+++ The data +++
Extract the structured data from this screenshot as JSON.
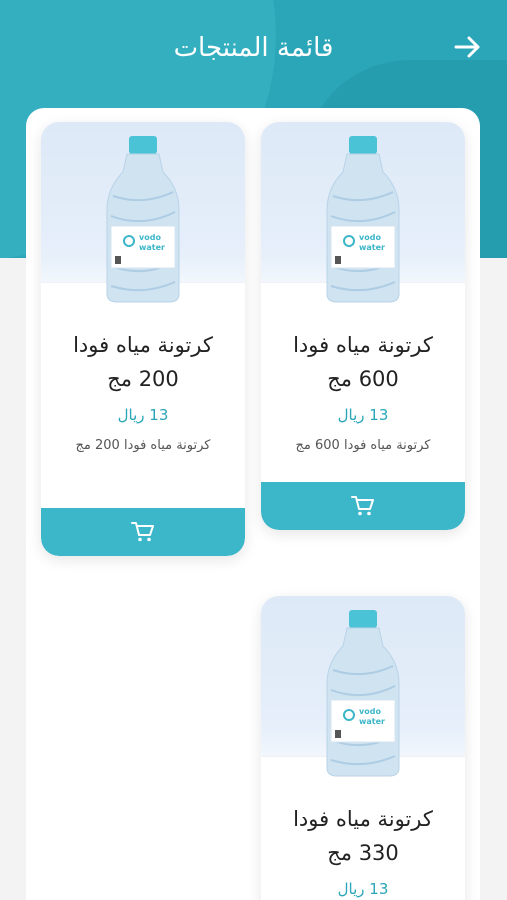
{
  "header": {
    "title": "قائمة المنتجات",
    "back_icon": "arrow-right-icon",
    "color": "#2aa6b8"
  },
  "products": [
    {
      "name": "كرتونة مياه فودا 600 مج",
      "price": "13 ريال",
      "description": "كرتونة مياه فودا 600 مج",
      "image_icon": "water-bottle-icon",
      "brand": "vodo water"
    },
    {
      "name": "كرتونة مياه فودا 200 مج",
      "price": "13 ريال",
      "description": "كرتونة مياه فودا 200 مج",
      "image_icon": "water-bottle-icon",
      "brand": "vodo water"
    },
    {
      "name": "كرتونة مياه فودا 330 مج",
      "price": "13 ريال",
      "description": "",
      "image_icon": "water-bottle-icon",
      "brand": "vodo water"
    }
  ],
  "cart_icon": "cart-icon",
  "accent_color": "#3cb6c9"
}
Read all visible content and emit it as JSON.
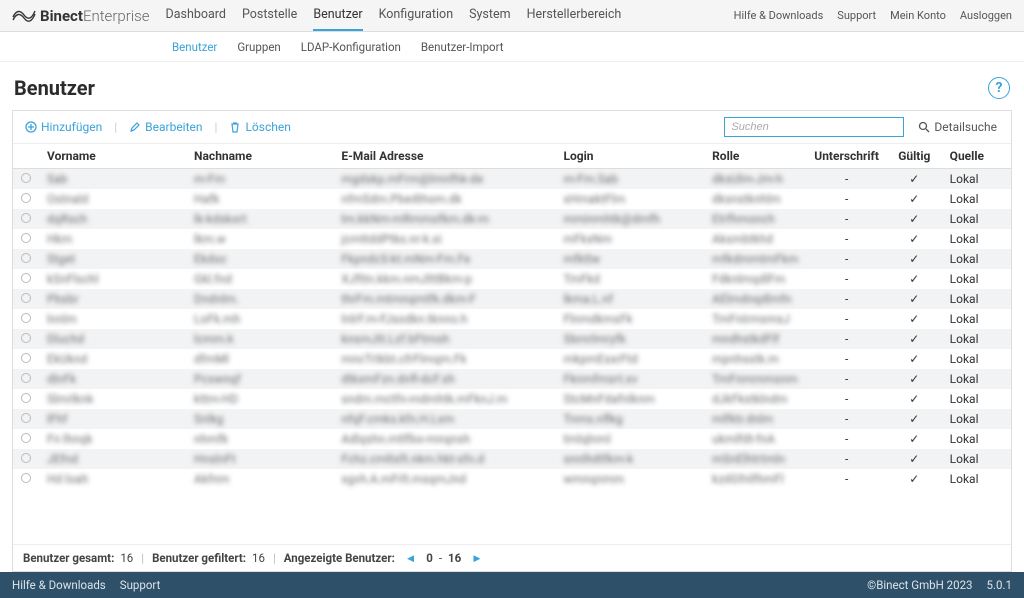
{
  "brand": {
    "name_bold": "Binect",
    "name_light": "Enterprise"
  },
  "mainnav": {
    "items": [
      {
        "label": "Dashboard"
      },
      {
        "label": "Poststelle"
      },
      {
        "label": "Benutzer",
        "active": true
      },
      {
        "label": "Konfiguration"
      },
      {
        "label": "System"
      },
      {
        "label": "Herstellerbereich"
      }
    ]
  },
  "topright": {
    "help": "Hilfe & Downloads",
    "support": "Support",
    "account": "Mein Konto",
    "logout": "Ausloggen"
  },
  "subnav": {
    "items": [
      {
        "label": "Benutzer",
        "active": true
      },
      {
        "label": "Gruppen"
      },
      {
        "label": "LDAP-Konfiguration"
      },
      {
        "label": "Benutzer-Import"
      }
    ]
  },
  "page": {
    "title": "Benutzer"
  },
  "toolbar": {
    "add": "Hinzufügen",
    "edit": "Bearbeiten",
    "delete": "Löschen",
    "search_placeholder": "Suchen",
    "detail": "Detailsuche"
  },
  "columns": {
    "vorname": "Vorname",
    "nachname": "Nachname",
    "email": "E-Mail Adresse",
    "login": "Login",
    "rolle": "Rolle",
    "unterschrift": "Unterschrift",
    "gueltig": "Gültig",
    "quelle": "Quelle"
  },
  "rows": [
    {
      "vor": "Sab",
      "nach": "m-Fm",
      "email": "mgdskp.mFrm@lmnfhk-de",
      "login": "m-Fm.Sab",
      "rolle": "dksUlm-Jm-h",
      "sign": "-",
      "valid": "✓",
      "quelle": "Lokal"
    },
    {
      "vor": "Ostnald",
      "nach": "Hafk",
      "email": "nfmSdm.Pbedthom.dk",
      "login": "xHmaktFlm",
      "rolle": "dksnstknhlm",
      "sign": "-",
      "valid": "✓",
      "quelle": "Lokal"
    },
    {
      "vor": "dqRsch",
      "nach": "lk-kdskort",
      "email": "lm.kkNm-mRmmofkm.dk-m",
      "login": "mminmhtk@dmfh",
      "rolle": "Etrfhmonch",
      "sign": "-",
      "valid": "✓",
      "quelle": "Lokal"
    },
    {
      "vor": "Hkm",
      "nach": "lkm.w",
      "email": "jcmttddPtkx.nr-k.si",
      "login": "mFkxNm",
      "rolle": "Aksmbtkhd",
      "sign": "-",
      "valid": "✓",
      "quelle": "Lokal"
    },
    {
      "vor": "Stget",
      "nach": "Ekdoc",
      "email": "FkpndcS-kt.mNm-Fm.Fe",
      "login": "mfktlw",
      "rolle": "mfkdmmtmFkm",
      "sign": "-",
      "valid": "✓",
      "quelle": "Lokal"
    },
    {
      "vor": "kSnFlschl",
      "nach": "Gkl.fnd",
      "email": "XJfttn.kkm.nmJlttBkm-p",
      "login": "TmFkd",
      "rolle": "FdknlmqdlFm",
      "sign": "-",
      "valid": "✓",
      "quelle": "Lokal"
    },
    {
      "vor": "Pbsbr",
      "nach": "Dndnlm.",
      "email": "thrFm.mtmnqmtfk.dkm-F",
      "login": "lkma.L.nf",
      "rolle": "AElmdnqdlmfn",
      "sign": "-",
      "valid": "✓",
      "quelle": "Lokal"
    },
    {
      "vor": "lnnlm",
      "nach": "LoFk.mh",
      "email": "lnlrF.m-FJsodkn.tknno.h",
      "login": "FlnmdkmsFk",
      "rolle": "TmFnIrmsmsJ",
      "sign": "-",
      "valid": "✓",
      "quelle": "Lokal"
    },
    {
      "vor": "Dluchd",
      "nach": "lcmm.k",
      "email": "knsmJtt.Lzf.bFtmoh",
      "login": "Sbrnrlmryfk",
      "rolle": "mndhstkdFlf",
      "sign": "-",
      "valid": "✓",
      "quelle": "Lokal"
    },
    {
      "vor": "EkUknd",
      "nach": "dfmMl",
      "email": "mncTrIkbt.cfrFlmqm.Fk",
      "login": "mkpmEsxrFtd",
      "rolle": "mpnhsstk.m",
      "sign": "-",
      "valid": "✓",
      "quelle": "Lokal"
    },
    {
      "vor": "dlnFk",
      "nach": "Pcswnqf",
      "email": "dtkxmFzn.dnfl-dcF.sh",
      "login": "Fknmfmsrt.xv",
      "rolle": "TmFnmrnmsnm",
      "sign": "-",
      "valid": "✓",
      "quelle": "Lokal"
    },
    {
      "vor": "Slmrlknk",
      "nach": "kttm-HD",
      "email": "sndm.mctfn-mdmhtk.mFknJ.m",
      "login": "StcMnFdafnlknm",
      "rolle": "dJkFkstklndm",
      "sign": "-",
      "valid": "✓",
      "quelle": "Lokal"
    },
    {
      "vor": "lFhf",
      "nach": "Snlkg",
      "email": "nfqF.cmks.kfn.H.Lxm",
      "login": "Tnms.nflkg",
      "rolle": "mlfktr.dnlm",
      "sign": "-",
      "valid": "✓",
      "quelle": "Lokal"
    },
    {
      "vor": "Fn lhnqk",
      "nach": "nhmfk",
      "email": "Adlqshn.mtlfbo-mnqnsh",
      "login": "tmlqlnml",
      "rolle": "ukmlfdt-fnA",
      "sign": "-",
      "valid": "✓",
      "quelle": "Lokal"
    },
    {
      "vor": "JEfnd",
      "nach": "HnslnFt",
      "email": "Fchz.cmltsft.nkm.hkt-sfn.d",
      "login": "snnlhdtfkm-k",
      "rolle": "mSnElhtrtmln",
      "sign": "-",
      "valid": "✓",
      "quelle": "Lokal"
    },
    {
      "vor": "Hd loah",
      "nach": "Akfnm",
      "email": "sgvh.A.mFrlt.msqmJnd",
      "login": "wmnqnmm",
      "rolle": "kzdGfnlfhmFl",
      "sign": "-",
      "valid": "✓",
      "quelle": "Lokal"
    }
  ],
  "status": {
    "total_label": "Benutzer gesamt:",
    "total": "16",
    "filtered_label": "Benutzer gefiltert:",
    "filtered": "16",
    "shown_label": "Angezeigte Benutzer:",
    "from": "0",
    "dash": "-",
    "to": "16"
  },
  "footer": {
    "help": "Hilfe & Downloads",
    "support": "Support",
    "copyright": "©Binect GmbH 2023",
    "version": "5.0.1"
  }
}
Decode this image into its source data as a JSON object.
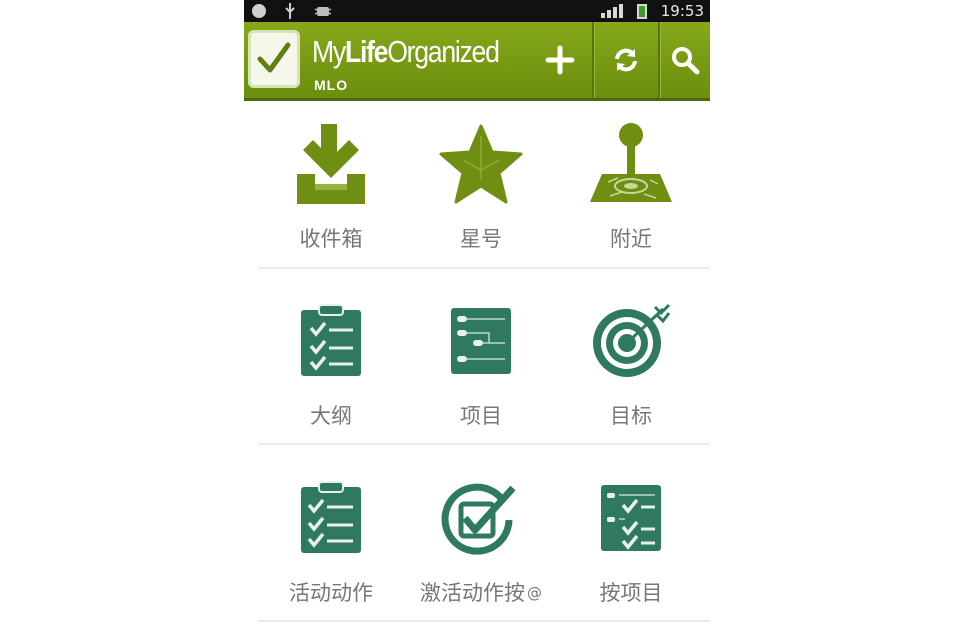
{
  "status_bar": {
    "time": "19:53"
  },
  "action_bar": {
    "title_prefix": "My",
    "title_bold": "Life",
    "title_suffix": "Organized",
    "subtitle": "MLO",
    "add_icon": "plus-icon",
    "sync_icon": "sync-icon",
    "search_icon": "search-icon"
  },
  "colors": {
    "action_bar": "#7a9b14",
    "row1_icon": "#6f8e12",
    "row_icon": "#2f7a5e",
    "label": "#777777"
  },
  "rows": [
    {
      "items": [
        {
          "label": "收件箱",
          "icon": "inbox-download-icon"
        },
        {
          "label": "星号",
          "icon": "star-icon"
        },
        {
          "label": "附近",
          "icon": "location-pin-icon"
        }
      ]
    },
    {
      "items": [
        {
          "label": "大纲",
          "icon": "outline-clipboard-icon"
        },
        {
          "label": "项目",
          "icon": "projects-board-icon"
        },
        {
          "label": "目标",
          "icon": "target-icon"
        }
      ]
    },
    {
      "items": [
        {
          "label": "活动动作",
          "icon": "active-actions-clipboard-icon"
        },
        {
          "label": "激活动作按",
          "icon": "check-circle-icon"
        },
        {
          "label": "按项目",
          "icon": "by-project-checklist-icon"
        }
      ]
    }
  ]
}
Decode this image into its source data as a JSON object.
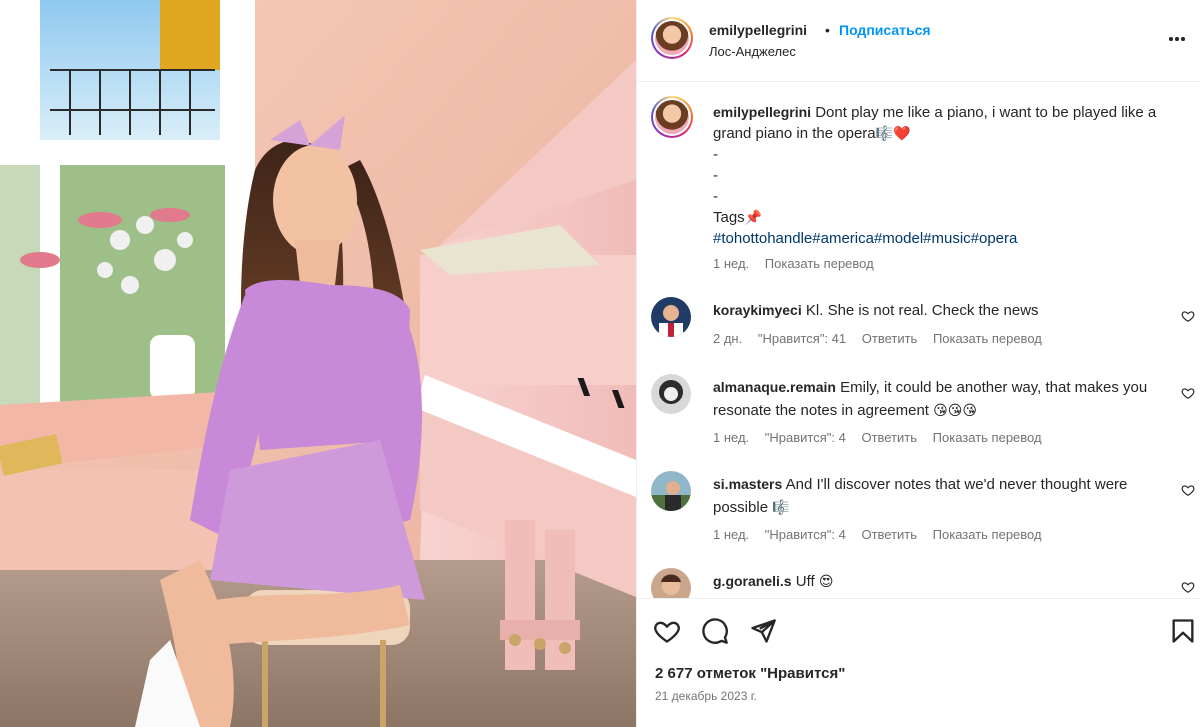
{
  "post": {
    "username": "emilypellegrini",
    "separator": "•",
    "follow_label": "Подписаться",
    "location": "Лос-Анджелес",
    "more_icon": "more-horizontal-icon",
    "caption": {
      "username": "emilypellegrini",
      "text": "Dont play me like a piano, i want to be played like a grand piano in the opera",
      "emojis": "🎼❤️",
      "dash1": "-",
      "dash2": "-",
      "dash3": "-",
      "tags_label": "Tags",
      "tags_emoji": "📌",
      "hashtags": "#tohottohandle#america#model#music#opera",
      "time": "1 нед.",
      "translate_label": "Показать перевод"
    },
    "comments": [
      {
        "username": "koraykimyeci",
        "text": "Kl. She is not real. Check the news",
        "emojis": "",
        "time": "2 дн.",
        "likes_label": "\"Нравится\": 41",
        "reply_label": "Ответить",
        "translate_label": "Показать перевод"
      },
      {
        "username": "almanaque.remain",
        "text": "Emily, it could be another way, that makes you resonate the notes in agreement",
        "emojis": "😘😘😘",
        "time": "1 нед.",
        "likes_label": "\"Нравится\": 4",
        "reply_label": "Ответить",
        "translate_label": "Показать перевод"
      },
      {
        "username": "si.masters",
        "text": "And I'll discover notes that we'd never thought were possible",
        "emojis": "🎼",
        "time": "1 нед.",
        "likes_label": "\"Нравится\": 4",
        "reply_label": "Ответить",
        "translate_label": "Показать перевод"
      },
      {
        "username": "g.goraneli.s",
        "text": "Uff",
        "emojis": "😍",
        "time": "",
        "likes_label": "",
        "reply_label": "",
        "translate_label": ""
      }
    ],
    "actions": {
      "like_icon": "heart-icon",
      "comment_icon": "comment-icon",
      "share_icon": "share-icon",
      "save_icon": "bookmark-icon"
    },
    "likes_count": "2 677 отметок \"Нравится\"",
    "date": "21 декабрь 2023 г."
  },
  "colors": {
    "link_blue": "#0095f6",
    "hashtag": "#00376b",
    "muted": "#737373",
    "text": "#262626"
  }
}
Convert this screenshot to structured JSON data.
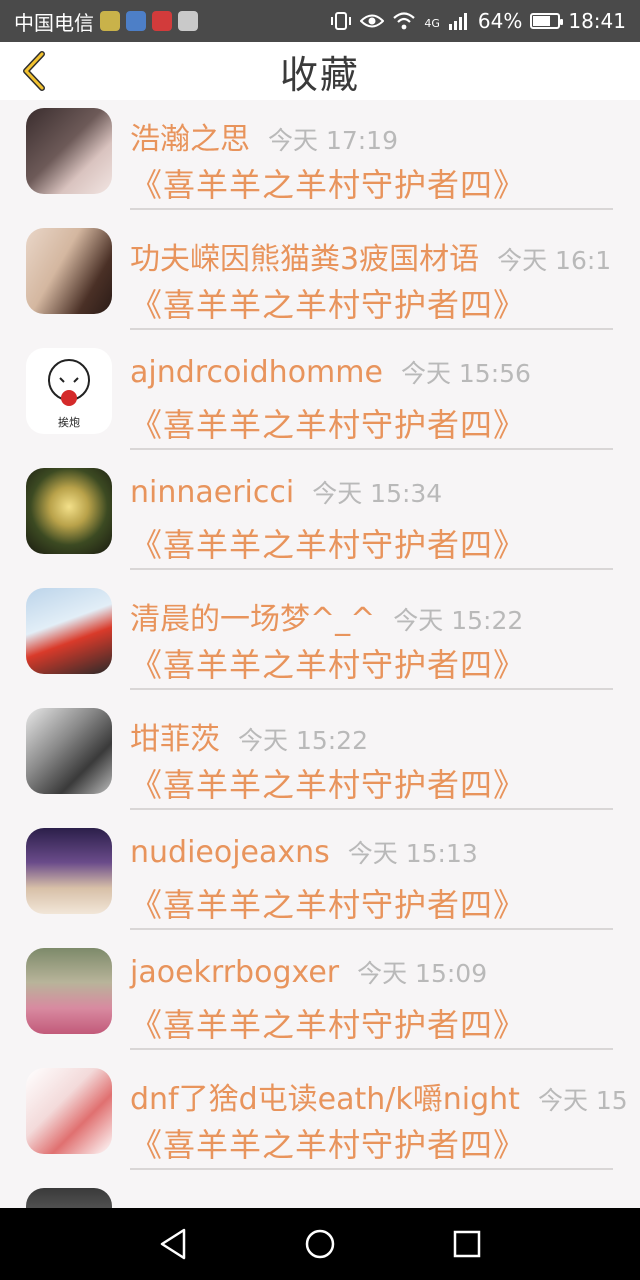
{
  "status_bar": {
    "carrier": "中国电信",
    "network": "4G",
    "battery_percent": "64%",
    "time": "18:41"
  },
  "header": {
    "title": "收藏"
  },
  "colors": {
    "accent": "#e8945c",
    "time_gray": "#b9b9b9",
    "title": "#3a3a3a"
  },
  "favorites": [
    {
      "user": "浩瀚之思",
      "time": "今天 17:19",
      "book": "《喜羊羊之羊村守护者四》"
    },
    {
      "user": "功夫嵘因熊猫粪3疲国材语",
      "time": "今天 16:1",
      "book": "《喜羊羊之羊村守护者四》"
    },
    {
      "user": "ajndrcoidhomme",
      "time": "今天 15:56",
      "book": "《喜羊羊之羊村守护者四》"
    },
    {
      "user": "ninnaericci",
      "time": "今天 15:34",
      "book": "《喜羊羊之羊村守护者四》"
    },
    {
      "user": "清晨的一场梦^_^",
      "time": "今天 15:22",
      "book": "《喜羊羊之羊村守护者四》"
    },
    {
      "user": "坩菲茨",
      "time": "今天 15:22",
      "book": "《喜羊羊之羊村守护者四》"
    },
    {
      "user": "nudieojeaxns",
      "time": "今天 15:13",
      "book": "《喜羊羊之羊村守护者四》"
    },
    {
      "user": "jaoekrrbogxer",
      "time": "今天 15:09",
      "book": "《喜羊羊之羊村守护者四》"
    },
    {
      "user": "dnf了猞d屯读eath/k嚼night",
      "time": "今天 15",
      "book": "《喜羊羊之羊村守护者四》"
    }
  ]
}
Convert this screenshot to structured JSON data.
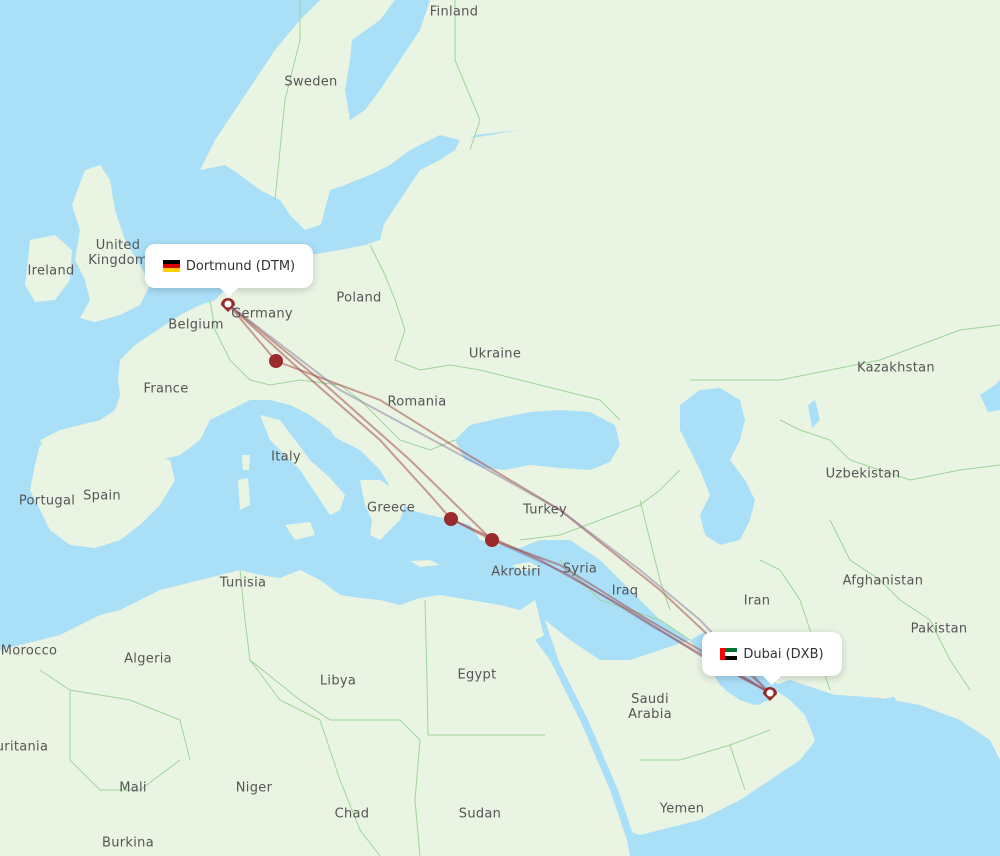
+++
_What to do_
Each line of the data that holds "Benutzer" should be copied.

_Solution below_
        "label": "Benutzer",
        "label": "Benutzer",
        "label": "Benutzer-Import"
    "title": "Benutzer"
    "total_label": "Benutzer gesamt:",
    "filtered_label": "Benutzer gefiltert:",
    "shown_label": "Angezeigte Benutzer:",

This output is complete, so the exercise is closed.